The world’s best soccer teams are capable not only of earning three points for a win, but of turning a loss worth zero points into something more — a lesson that will drive those team’s growth and lead to greater triumphs down the line.

It’s a skill that Japan’s national team has struggled to develop over the years, even as it has sought to learn from the sport’s elite as part of its quest to become the first Asian team to lift the men’s FIFA World Cup.

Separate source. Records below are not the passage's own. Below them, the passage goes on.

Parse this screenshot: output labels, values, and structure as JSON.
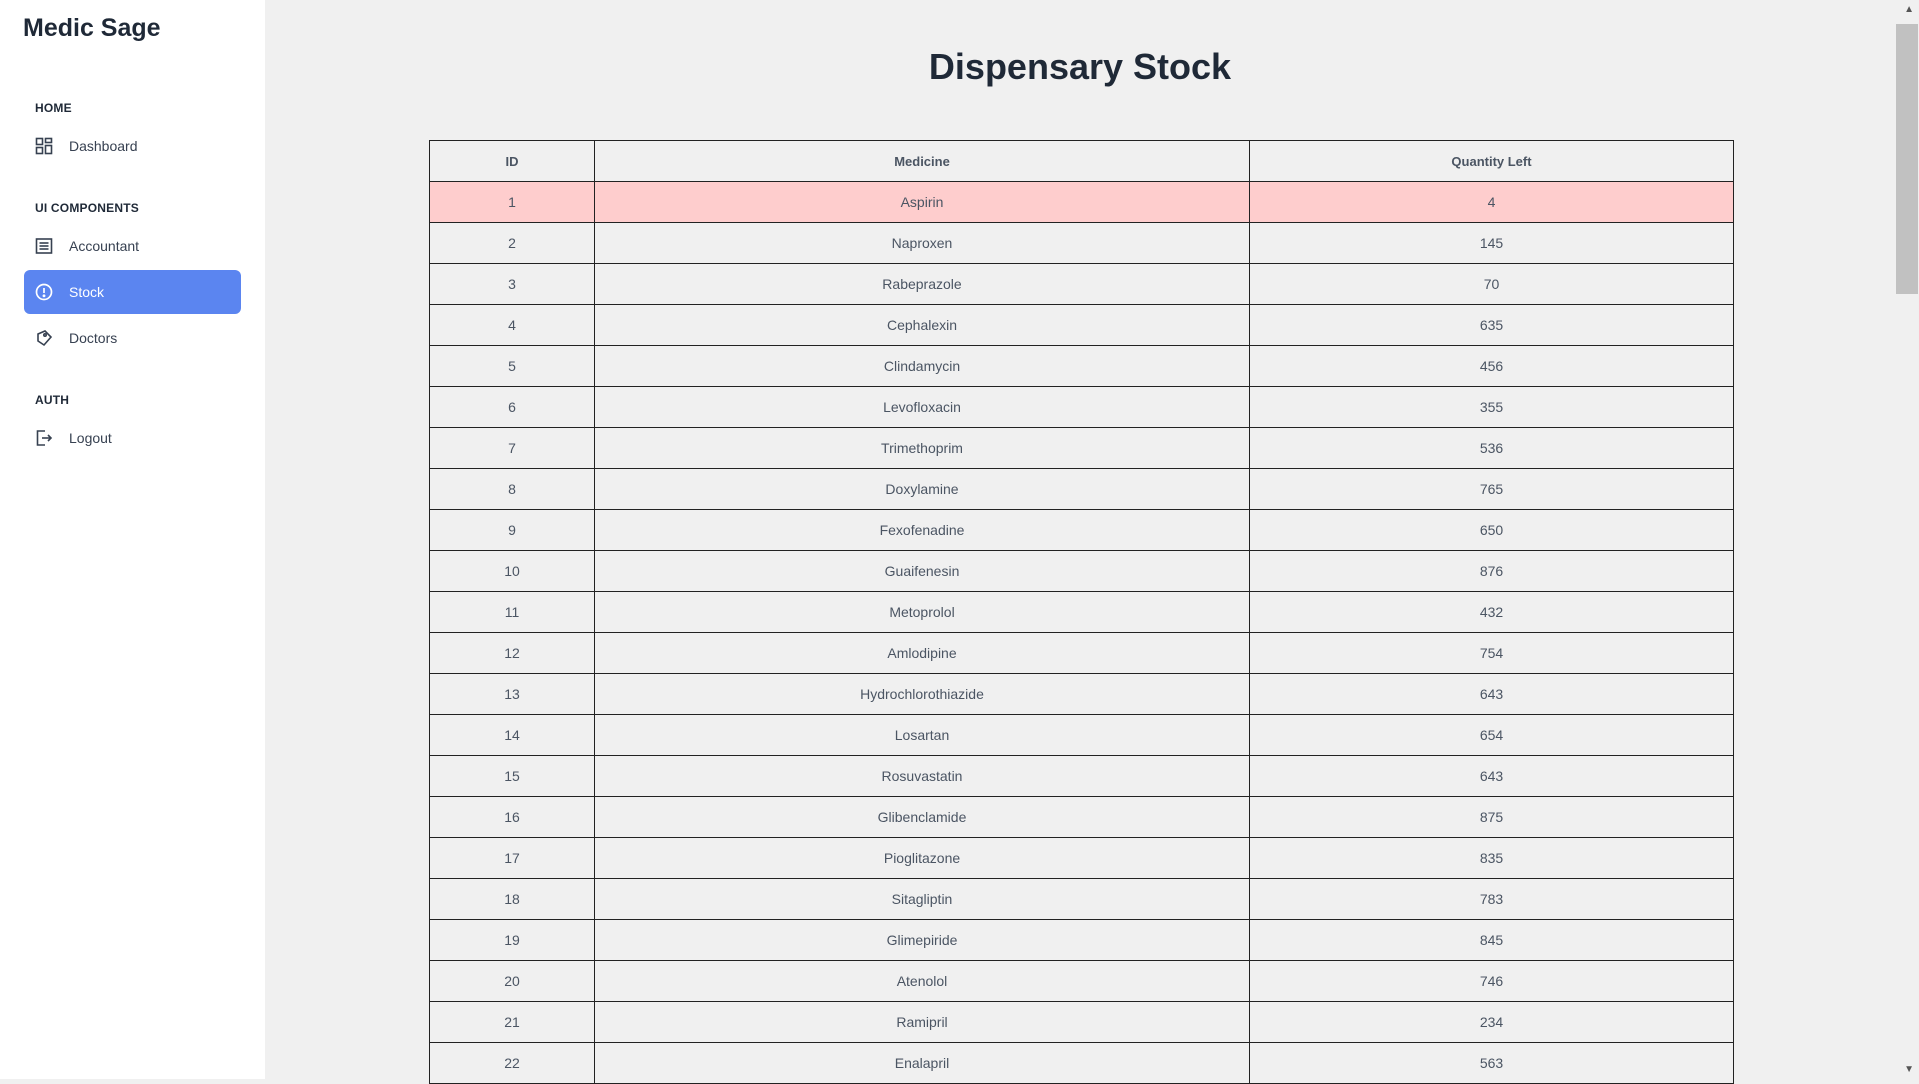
{
  "app": {
    "title": "Medic Sage"
  },
  "sidebar": {
    "sections": [
      {
        "title": "HOME"
      },
      {
        "title": "UI COMPONENTS"
      },
      {
        "title": "AUTH"
      }
    ],
    "items": [
      {
        "label": "Dashboard",
        "icon": "dashboard-icon"
      },
      {
        "label": "Accountant",
        "icon": "list-icon"
      },
      {
        "label": "Stock",
        "icon": "alert-circle-icon",
        "active": true
      },
      {
        "label": "Doctors",
        "icon": "tag-icon"
      },
      {
        "label": "Logout",
        "icon": "logout-icon"
      }
    ]
  },
  "main": {
    "title": "Dispensary Stock",
    "table": {
      "headers": [
        "ID",
        "Medicine",
        "Quantity Left"
      ],
      "rows": [
        [
          "1",
          "Aspirin",
          "4"
        ],
        [
          "2",
          "Naproxen",
          "145"
        ],
        [
          "3",
          "Rabeprazole",
          "70"
        ],
        [
          "4",
          "Cephalexin",
          "635"
        ],
        [
          "5",
          "Clindamycin",
          "456"
        ],
        [
          "6",
          "Levofloxacin",
          "355"
        ],
        [
          "7",
          "Trimethoprim",
          "536"
        ],
        [
          "8",
          "Doxylamine",
          "765"
        ],
        [
          "9",
          "Fexofenadine",
          "650"
        ],
        [
          "10",
          "Guaifenesin",
          "876"
        ],
        [
          "11",
          "Metoprolol",
          "432"
        ],
        [
          "12",
          "Amlodipine",
          "754"
        ],
        [
          "13",
          "Hydrochlorothiazide",
          "643"
        ],
        [
          "14",
          "Losartan",
          "654"
        ],
        [
          "15",
          "Rosuvastatin",
          "643"
        ],
        [
          "16",
          "Glibenclamide",
          "875"
        ],
        [
          "17",
          "Pioglitazone",
          "835"
        ],
        [
          "18",
          "Sitagliptin",
          "783"
        ],
        [
          "19",
          "Glimepiride",
          "845"
        ],
        [
          "20",
          "Atenolol",
          "746"
        ],
        [
          "21",
          "Ramipril",
          "234"
        ],
        [
          "22",
          "Enalapril",
          "563"
        ]
      ]
    }
  },
  "colors": {
    "accent": "#5b85f0",
    "low_stock_row": "#fecdcd",
    "background": "#f0f0f0"
  }
}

Narrow losses to top-ranked nations, such as the team’s stunning 3-2 collapse against Belgium in the 2018 World Cup’s round of 16, have been celebrated as moral victories, with the question of “what went wrong” buried under praise for Japan’s valiant efforts.